It was no disservice to Louis Oosthuizen here last night when you looked at him in a certain, slightly disbelieving way, and then thought of some of the more flamboyant Open champions.
He had, after all, never presented himself as the new Nicklaus or Ballesteros, and still less the earth-moving Tiger Woods.
Indeed, had he been any less pretentious these last few days he might have been shucking oysters in a local restaurant.
The point is that there are various ways of measuring champions and however you do it, in this case there is a bottom line of absolute splendour.
It deals with the quality that will always separate the winners and the losers, wherever they come from and however heavy, or not, their reputations.
It is about pure fighting quality and that supreme ability to say, ‘This is my moment, the chance I have always waited for, and no one is going to stop me.'
Paul Casey, the hope of Britain and a man of rather flashier credentials, went through the formalities of a challenge and on the eighth green he had reduced the gap to a mere three strokes.
A great wave of anticipation swept around the Old Course. Maybe we would, in the end, have something of a battle.
It was a concept that lasted just four more holes, by which time the 27-year-old South African was leading by precisely the margin which he carried into the most important day of his professional life.
That was eight strokes, shots coaxed out of the wind that had blown at various strength over the previous four days but never at the cost of Oosthuizen's peace of mind.
Why, though, when you thought about it, would this player of all players ever be spooked, or even disconcerted, by the sigh and the moaning of the wind? He grew up, the son of an Afrikans family, on a farm in the Cape country scoured by gales of consistent ferocity and it was clear here soon enough that he felt utterly at home.

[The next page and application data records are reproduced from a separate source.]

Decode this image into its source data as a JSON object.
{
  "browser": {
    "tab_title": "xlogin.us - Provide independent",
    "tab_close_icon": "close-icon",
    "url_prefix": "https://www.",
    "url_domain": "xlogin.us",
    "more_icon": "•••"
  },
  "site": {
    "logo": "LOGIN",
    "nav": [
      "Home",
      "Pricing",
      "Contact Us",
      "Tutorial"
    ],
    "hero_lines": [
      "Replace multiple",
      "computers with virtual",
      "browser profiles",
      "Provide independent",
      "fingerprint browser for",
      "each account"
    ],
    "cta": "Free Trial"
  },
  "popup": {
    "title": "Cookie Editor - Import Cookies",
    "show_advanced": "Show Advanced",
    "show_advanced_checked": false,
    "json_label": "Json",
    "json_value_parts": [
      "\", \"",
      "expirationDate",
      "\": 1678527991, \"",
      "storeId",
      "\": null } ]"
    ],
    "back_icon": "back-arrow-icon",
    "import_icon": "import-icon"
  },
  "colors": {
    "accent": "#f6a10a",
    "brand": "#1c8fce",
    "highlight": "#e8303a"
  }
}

Not just with the caprices of the Fifeshire weather and the possibility that at some point someone like Tiger or Phil or the lurking Lee Westwood, who has fought so hard for so long to make a decisive move at the climax of a major tournament, might erupt and send him back to the reality of a minor career, but also his ability to stand up over four days to the competitive pressure which can drag the life out of you in the course of a hole or two on this least predictable of linksland.
When that kind of possibility reared most dangerously on the ninth hole, when Casey had not only somehow narrowed the gap to three shots but also placed himself in a good position to make a second birdie in four holes, Oosthuizen's response was to follow the pattern he had punched out in the three days which left him four shots clear when he walked to the first tee yesterday afternoon.

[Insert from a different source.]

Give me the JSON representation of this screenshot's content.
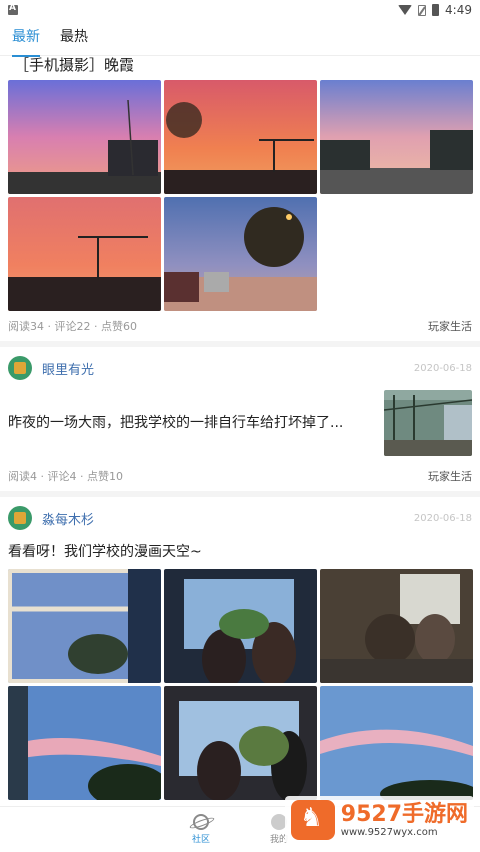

He followed Casey in driving the green at 352 yards, then eagled with a putt of 50 feet. Casey, not for the first time feeling ambushed by a superior force, replied with a birdie.
It was the best he could do and showed a certain gameness that might easily have been banished by the first evidence that the man from the Cape had brought with him the frame of mind which had produced three rounds of stunning consistency — 65, 67 and 69.
Not since the Tiger, a strangely irrelevant and, despite the classic red golf shirt, anonymous figure yesterday had dominated this tournament 10 and five years ago had we seen here such evidence of a man so in control of every shot, every reflex, every casual reflection.